[PROBLEM TO WORK ON] Quote exactly the lines from the one with "Parse this screenshot: output" to the end of the data, both included; omit the pictures.

━━━

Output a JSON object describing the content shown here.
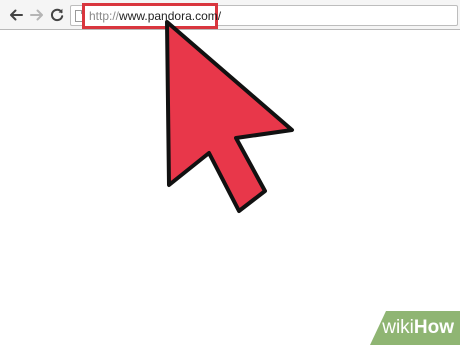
{
  "browser": {
    "url_protocol": "http://",
    "url_host": "www.pandora.com/",
    "back_icon": "back-arrow-icon",
    "forward_icon": "forward-arrow-icon",
    "reload_icon": "reload-icon",
    "page_icon": "page-icon"
  },
  "overlay": {
    "cursor_icon": "mouse-pointer-icon",
    "cursor_color": "#e8374a",
    "highlight_color": "#d9363e"
  },
  "watermark": {
    "wiki": "wiki",
    "how": "How"
  }
}
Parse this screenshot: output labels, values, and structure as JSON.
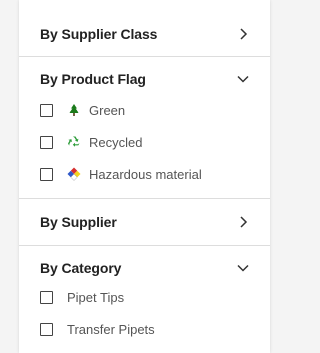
{
  "filters": {
    "supplier_class": {
      "title": "By Supplier Class",
      "state": "collapsed"
    },
    "product_flag": {
      "title": "By Product Flag",
      "state": "expanded",
      "options": [
        {
          "label": "Green",
          "icon": "tree-icon",
          "color": "#1a7a1a"
        },
        {
          "label": "Recycled",
          "icon": "recycle-icon",
          "color": "#2e9d3a"
        },
        {
          "label": "Hazardous material",
          "icon": "hazard-diamond-icon",
          "color": "#d62f2f"
        }
      ]
    },
    "supplier": {
      "title": "By Supplier",
      "state": "collapsed"
    },
    "category": {
      "title": "By Category",
      "state": "expanded",
      "options": [
        {
          "label": "Pipet Tips"
        },
        {
          "label": "Transfer Pipets"
        }
      ]
    }
  }
}
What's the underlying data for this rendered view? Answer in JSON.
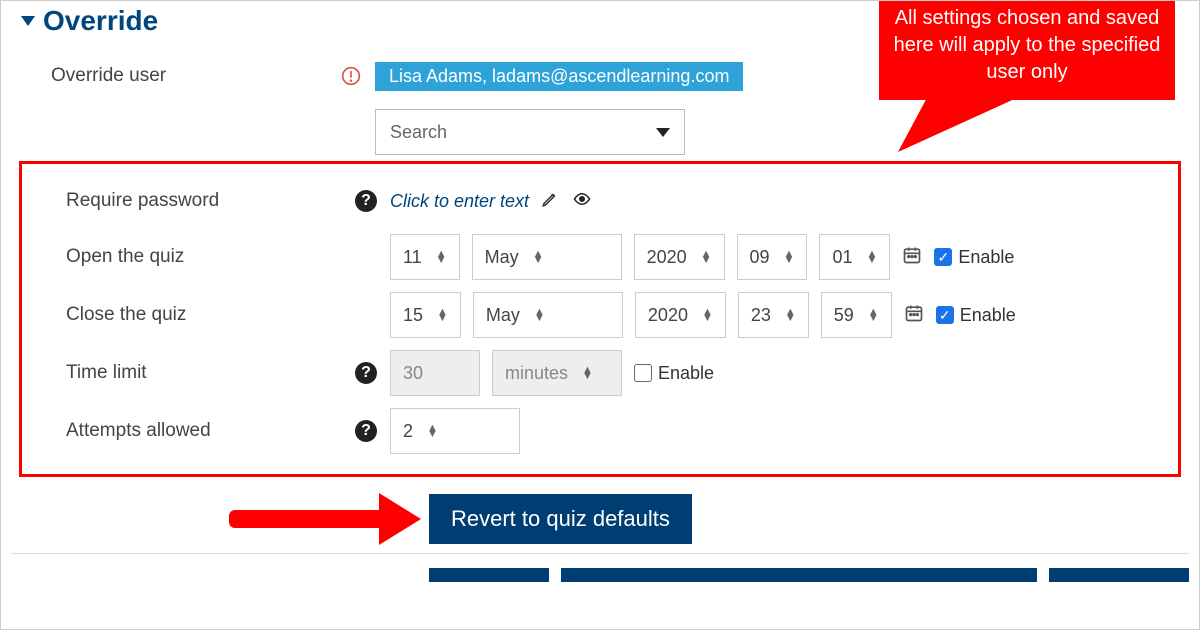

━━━

[EXERCISE ANSWER]
Parse this screenshot: output labels, values, and structure as JSON.
{
  "filters": {
    "supplier_class": {
      "title": "By Supplier Class",
      "state": "collapsed"
    },
    "product_flag": {
      "title": "By Product Flag",
      "state": "expanded",
      "options": [
        {
          "label": "Green",
          "icon": "tree-icon",
          "color": "#1a7a1a"
        },
        {
          "label": "Recycled",
          "icon": "recycle-icon",
          "color": "#2e9d3a"
        },
        {
          "label": "Hazardous material",
          "icon": "hazard-diamond-icon",
          "color": "#d62f2f"
        }
      ]
    },
    "supplier": {
      "title": "By Supplier",
      "state": "collapsed"
    },
    "category": {
      "title": "By Category",
      "state": "expanded",
      "options": [
        {
          "label": "Pipet Tips"
        },
        {
          "label": "Transfer Pipets"
        }
      ]
    }
  }
}
What's the underlying data for this rendered view? Answer in JSON.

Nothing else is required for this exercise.